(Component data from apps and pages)
*****

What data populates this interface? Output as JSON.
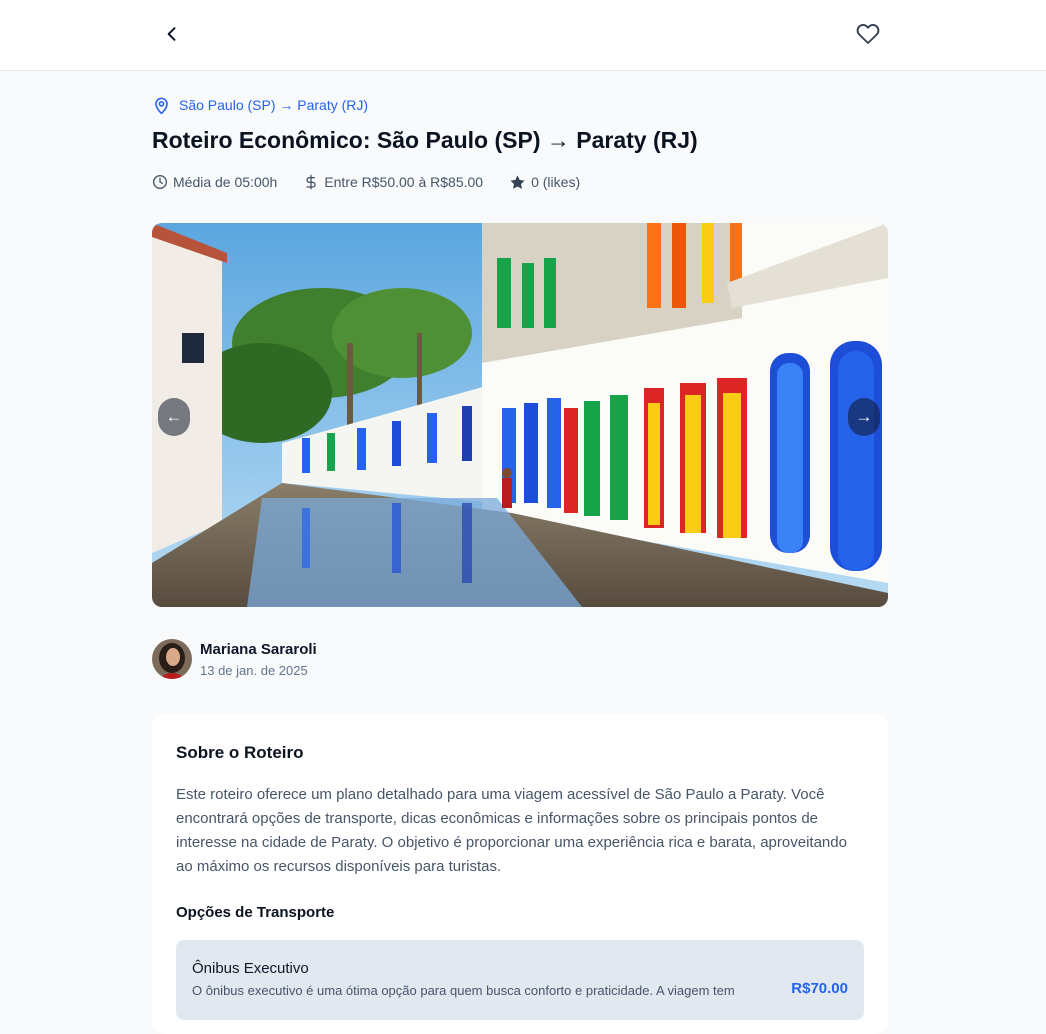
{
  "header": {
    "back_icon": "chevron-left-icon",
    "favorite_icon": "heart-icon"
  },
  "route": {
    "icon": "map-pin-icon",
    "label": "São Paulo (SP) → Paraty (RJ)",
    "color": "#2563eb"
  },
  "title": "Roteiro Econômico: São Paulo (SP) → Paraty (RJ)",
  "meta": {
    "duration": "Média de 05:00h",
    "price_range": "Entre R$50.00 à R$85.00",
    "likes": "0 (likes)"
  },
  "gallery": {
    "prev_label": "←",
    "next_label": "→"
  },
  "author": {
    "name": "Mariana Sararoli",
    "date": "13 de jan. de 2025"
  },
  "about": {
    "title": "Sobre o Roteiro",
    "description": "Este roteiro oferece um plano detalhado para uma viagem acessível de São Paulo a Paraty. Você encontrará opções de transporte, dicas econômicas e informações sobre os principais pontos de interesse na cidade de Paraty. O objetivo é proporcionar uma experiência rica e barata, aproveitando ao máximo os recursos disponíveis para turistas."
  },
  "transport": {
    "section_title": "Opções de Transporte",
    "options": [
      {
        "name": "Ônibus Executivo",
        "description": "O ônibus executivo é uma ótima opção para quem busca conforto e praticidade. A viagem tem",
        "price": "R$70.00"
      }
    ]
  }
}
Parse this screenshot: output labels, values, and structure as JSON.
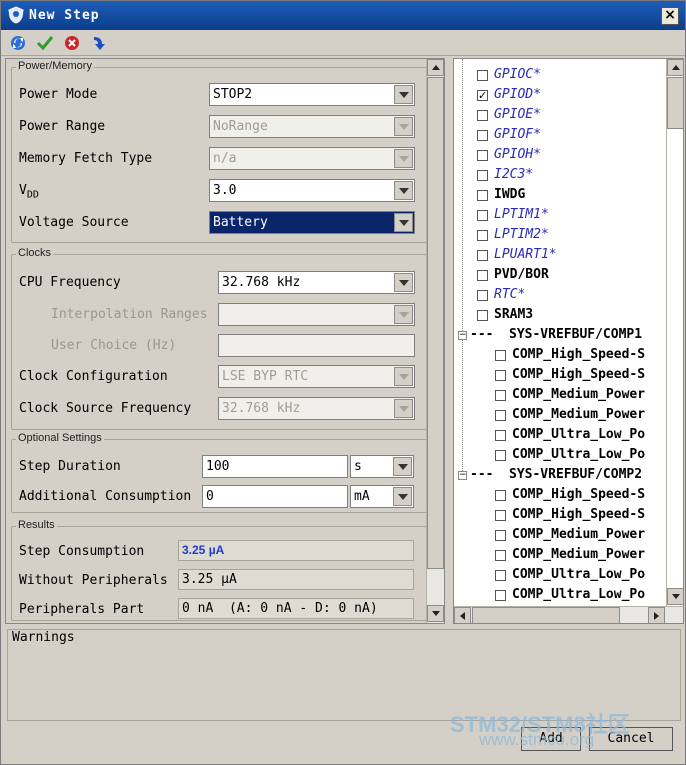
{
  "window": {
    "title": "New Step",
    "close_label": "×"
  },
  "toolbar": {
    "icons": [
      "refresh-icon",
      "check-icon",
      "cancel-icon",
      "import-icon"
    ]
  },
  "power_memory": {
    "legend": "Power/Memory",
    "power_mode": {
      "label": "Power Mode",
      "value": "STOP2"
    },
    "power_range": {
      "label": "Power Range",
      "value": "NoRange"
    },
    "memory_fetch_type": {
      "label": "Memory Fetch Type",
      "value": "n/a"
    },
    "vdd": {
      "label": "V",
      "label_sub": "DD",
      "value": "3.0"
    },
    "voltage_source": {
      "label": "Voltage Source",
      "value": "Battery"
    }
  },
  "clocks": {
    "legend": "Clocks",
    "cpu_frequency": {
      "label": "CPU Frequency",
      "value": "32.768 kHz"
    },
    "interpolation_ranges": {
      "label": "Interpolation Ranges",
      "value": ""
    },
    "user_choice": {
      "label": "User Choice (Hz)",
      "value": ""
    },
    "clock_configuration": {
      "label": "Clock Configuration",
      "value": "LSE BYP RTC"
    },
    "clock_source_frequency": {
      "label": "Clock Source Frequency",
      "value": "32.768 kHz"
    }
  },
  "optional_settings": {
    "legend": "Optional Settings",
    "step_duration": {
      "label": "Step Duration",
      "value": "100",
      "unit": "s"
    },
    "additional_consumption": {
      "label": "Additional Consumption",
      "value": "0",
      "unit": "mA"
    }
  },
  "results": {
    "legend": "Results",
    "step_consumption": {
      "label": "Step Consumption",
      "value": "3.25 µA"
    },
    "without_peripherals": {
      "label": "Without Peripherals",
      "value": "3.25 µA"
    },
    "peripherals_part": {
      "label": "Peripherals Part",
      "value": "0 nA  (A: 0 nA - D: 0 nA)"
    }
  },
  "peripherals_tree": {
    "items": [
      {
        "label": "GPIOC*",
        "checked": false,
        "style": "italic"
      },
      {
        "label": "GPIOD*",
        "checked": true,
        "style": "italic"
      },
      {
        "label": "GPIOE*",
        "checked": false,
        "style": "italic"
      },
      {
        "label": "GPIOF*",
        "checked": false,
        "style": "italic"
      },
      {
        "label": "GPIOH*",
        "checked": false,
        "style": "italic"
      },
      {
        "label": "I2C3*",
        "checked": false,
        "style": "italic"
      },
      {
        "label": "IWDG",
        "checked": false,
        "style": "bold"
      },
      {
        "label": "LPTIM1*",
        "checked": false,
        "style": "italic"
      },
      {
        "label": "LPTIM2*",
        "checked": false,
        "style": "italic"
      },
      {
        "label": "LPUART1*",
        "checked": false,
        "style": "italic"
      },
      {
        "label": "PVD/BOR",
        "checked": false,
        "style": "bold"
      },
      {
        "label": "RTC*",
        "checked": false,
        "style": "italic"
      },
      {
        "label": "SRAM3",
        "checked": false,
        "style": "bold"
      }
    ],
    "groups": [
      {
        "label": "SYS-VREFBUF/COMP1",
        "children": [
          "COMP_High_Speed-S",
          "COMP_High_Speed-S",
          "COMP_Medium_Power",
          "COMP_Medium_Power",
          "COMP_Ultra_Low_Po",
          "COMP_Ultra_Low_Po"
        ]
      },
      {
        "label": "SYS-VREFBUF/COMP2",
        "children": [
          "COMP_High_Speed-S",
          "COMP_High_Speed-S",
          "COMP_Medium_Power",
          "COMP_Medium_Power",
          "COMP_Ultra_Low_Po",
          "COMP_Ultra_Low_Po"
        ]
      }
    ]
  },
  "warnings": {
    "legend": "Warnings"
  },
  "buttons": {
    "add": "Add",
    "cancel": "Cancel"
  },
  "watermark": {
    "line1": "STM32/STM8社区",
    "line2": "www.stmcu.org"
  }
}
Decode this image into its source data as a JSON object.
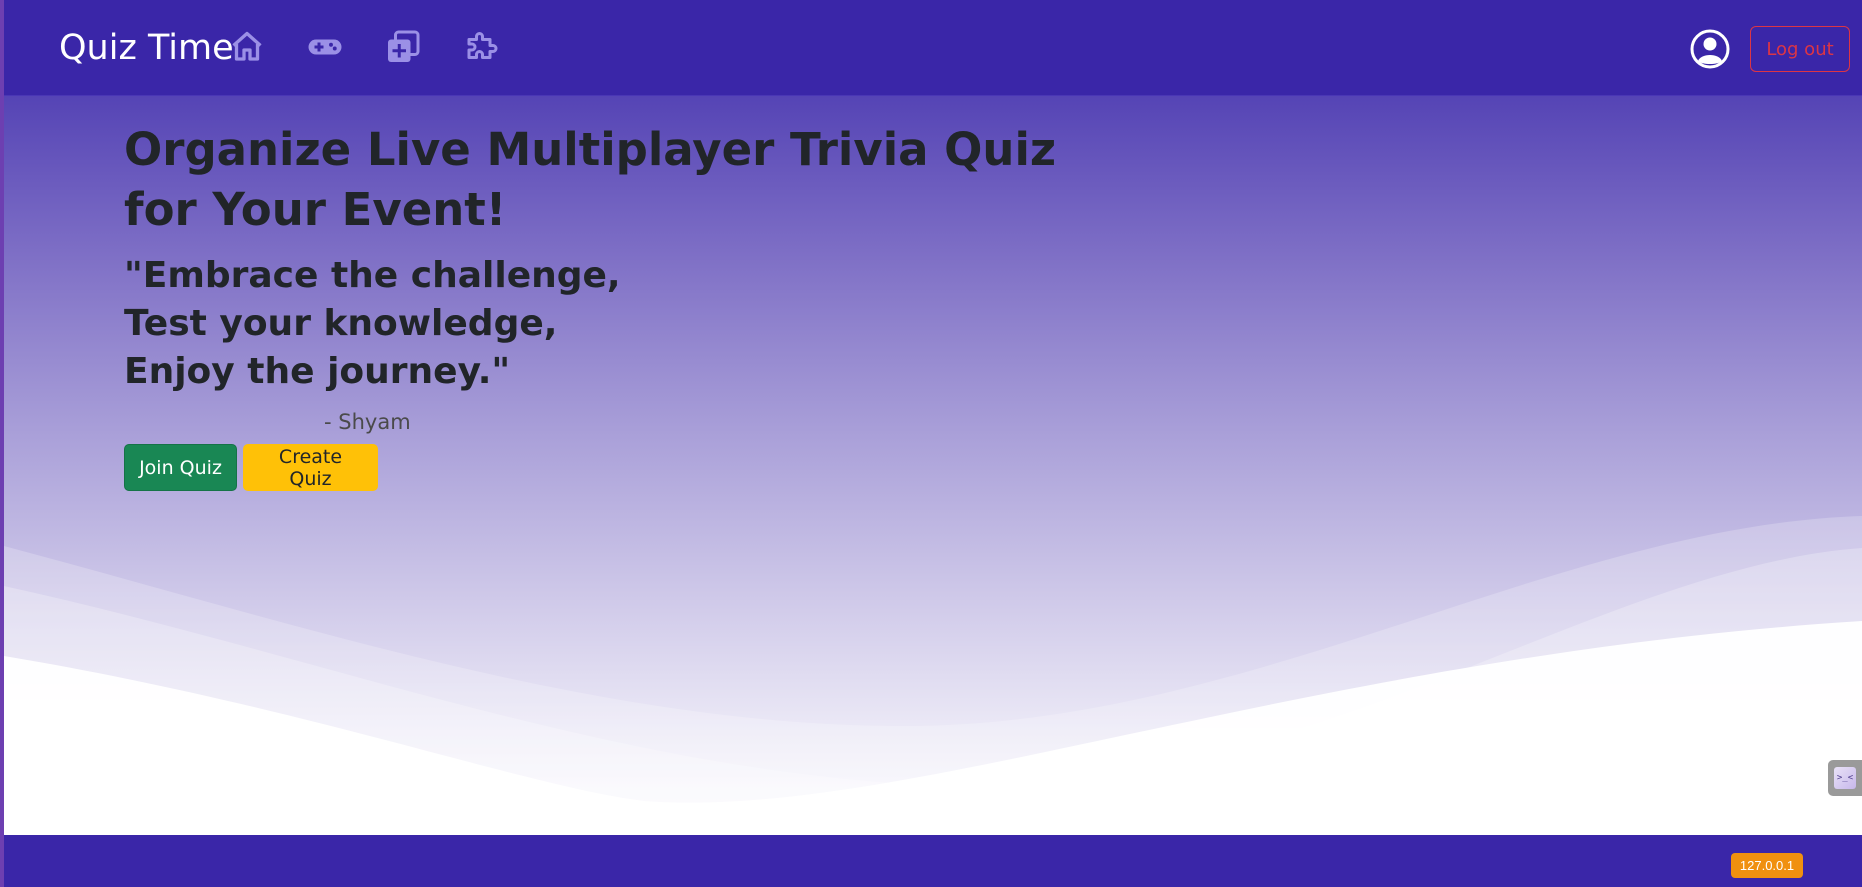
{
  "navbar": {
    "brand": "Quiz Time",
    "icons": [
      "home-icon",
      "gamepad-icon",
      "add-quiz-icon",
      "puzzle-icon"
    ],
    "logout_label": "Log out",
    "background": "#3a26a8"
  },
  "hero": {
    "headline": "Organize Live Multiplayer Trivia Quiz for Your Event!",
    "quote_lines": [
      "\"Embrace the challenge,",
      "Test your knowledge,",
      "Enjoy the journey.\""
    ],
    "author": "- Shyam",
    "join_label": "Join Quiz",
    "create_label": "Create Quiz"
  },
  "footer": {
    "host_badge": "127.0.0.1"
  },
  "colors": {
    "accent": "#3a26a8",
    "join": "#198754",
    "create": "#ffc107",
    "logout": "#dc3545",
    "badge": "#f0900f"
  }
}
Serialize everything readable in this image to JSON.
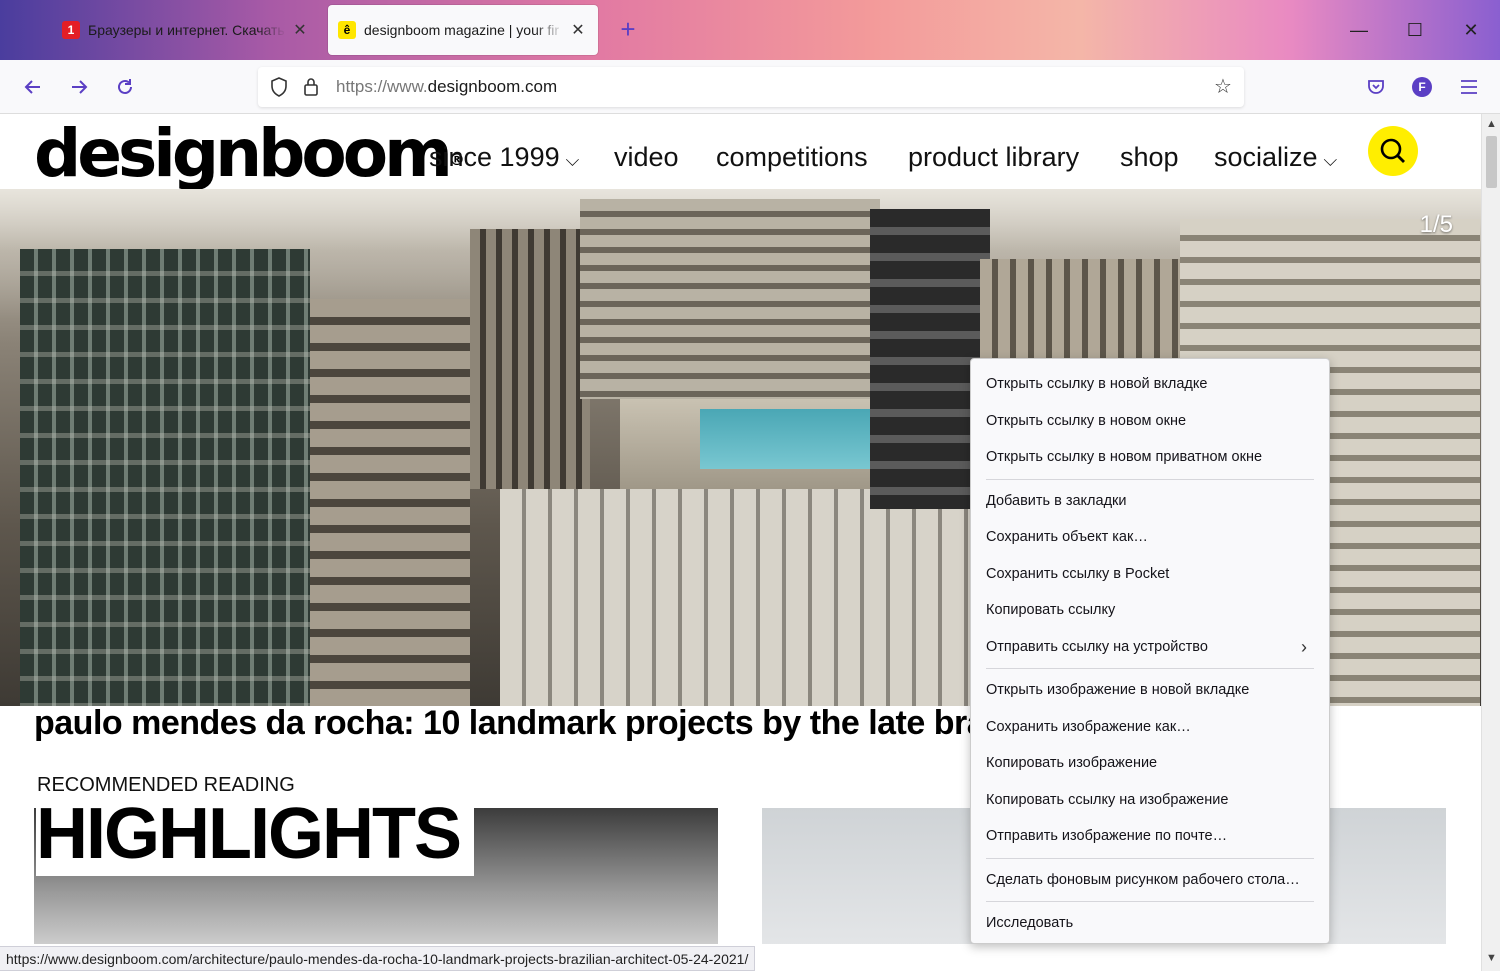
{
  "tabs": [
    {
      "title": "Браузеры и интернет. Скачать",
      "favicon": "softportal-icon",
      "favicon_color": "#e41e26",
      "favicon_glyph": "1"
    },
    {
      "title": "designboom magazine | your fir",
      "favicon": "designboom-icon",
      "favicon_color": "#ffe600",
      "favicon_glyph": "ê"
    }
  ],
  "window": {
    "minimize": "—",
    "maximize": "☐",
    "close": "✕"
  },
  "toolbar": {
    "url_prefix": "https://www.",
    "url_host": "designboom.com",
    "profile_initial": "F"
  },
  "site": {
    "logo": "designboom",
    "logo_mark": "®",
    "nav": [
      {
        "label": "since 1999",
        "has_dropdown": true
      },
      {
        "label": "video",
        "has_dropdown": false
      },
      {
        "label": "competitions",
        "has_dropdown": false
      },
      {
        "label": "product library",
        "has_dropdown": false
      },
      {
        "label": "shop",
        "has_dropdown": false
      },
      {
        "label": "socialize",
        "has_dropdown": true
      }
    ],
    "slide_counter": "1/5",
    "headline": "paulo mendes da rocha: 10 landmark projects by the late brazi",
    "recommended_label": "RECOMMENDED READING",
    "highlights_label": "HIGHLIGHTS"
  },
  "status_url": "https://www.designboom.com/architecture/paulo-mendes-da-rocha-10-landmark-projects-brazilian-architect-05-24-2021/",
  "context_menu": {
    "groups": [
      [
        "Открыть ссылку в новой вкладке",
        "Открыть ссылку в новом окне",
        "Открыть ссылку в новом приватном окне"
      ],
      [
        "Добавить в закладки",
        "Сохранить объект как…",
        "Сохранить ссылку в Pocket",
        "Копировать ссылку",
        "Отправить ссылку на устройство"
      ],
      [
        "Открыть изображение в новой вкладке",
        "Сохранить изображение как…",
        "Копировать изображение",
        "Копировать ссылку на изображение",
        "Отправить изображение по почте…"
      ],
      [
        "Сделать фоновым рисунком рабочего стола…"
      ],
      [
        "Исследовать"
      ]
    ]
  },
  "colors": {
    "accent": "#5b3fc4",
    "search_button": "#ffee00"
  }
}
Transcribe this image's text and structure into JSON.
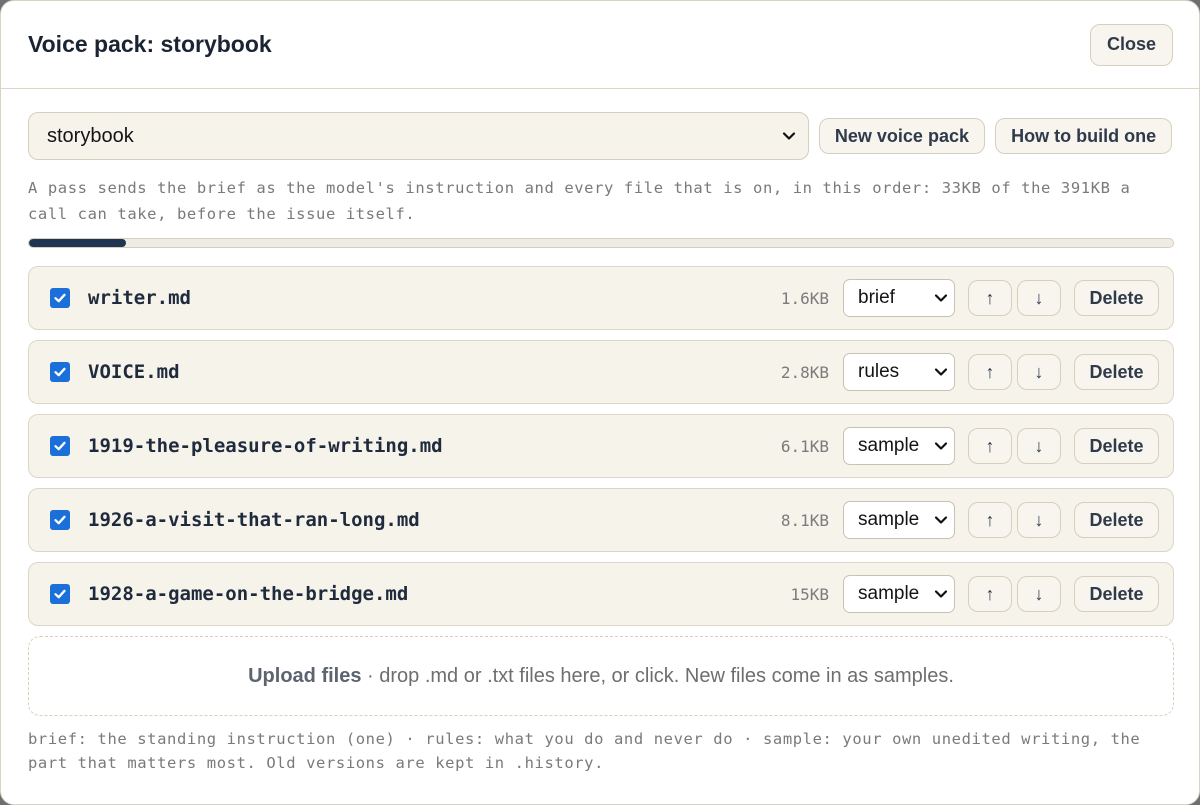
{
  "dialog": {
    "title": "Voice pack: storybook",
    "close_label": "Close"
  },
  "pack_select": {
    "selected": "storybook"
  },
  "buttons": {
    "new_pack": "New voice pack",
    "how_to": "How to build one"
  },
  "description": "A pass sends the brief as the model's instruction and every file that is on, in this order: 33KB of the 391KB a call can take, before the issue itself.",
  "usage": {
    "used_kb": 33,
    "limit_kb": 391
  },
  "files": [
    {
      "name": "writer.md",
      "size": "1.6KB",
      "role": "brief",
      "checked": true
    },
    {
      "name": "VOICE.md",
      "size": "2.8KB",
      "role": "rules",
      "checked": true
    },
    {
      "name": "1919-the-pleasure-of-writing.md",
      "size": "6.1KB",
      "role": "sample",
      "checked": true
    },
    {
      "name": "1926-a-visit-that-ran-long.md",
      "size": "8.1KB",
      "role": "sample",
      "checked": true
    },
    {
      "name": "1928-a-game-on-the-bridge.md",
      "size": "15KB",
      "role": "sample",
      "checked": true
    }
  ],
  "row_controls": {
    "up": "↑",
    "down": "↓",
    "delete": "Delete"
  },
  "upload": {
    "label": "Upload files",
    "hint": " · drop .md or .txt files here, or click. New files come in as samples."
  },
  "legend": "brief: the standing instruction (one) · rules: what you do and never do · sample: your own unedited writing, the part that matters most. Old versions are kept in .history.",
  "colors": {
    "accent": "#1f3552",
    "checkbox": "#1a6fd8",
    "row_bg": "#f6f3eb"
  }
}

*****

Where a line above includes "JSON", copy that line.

What data populates this interface? Output as JSON.
Parse this screenshot: output labels, values, and structure as JSON.
Decode this image into its source data as a JSON object.
Serialize everything readable in this image to JSON.
Transcribe this image's text and structure into JSON.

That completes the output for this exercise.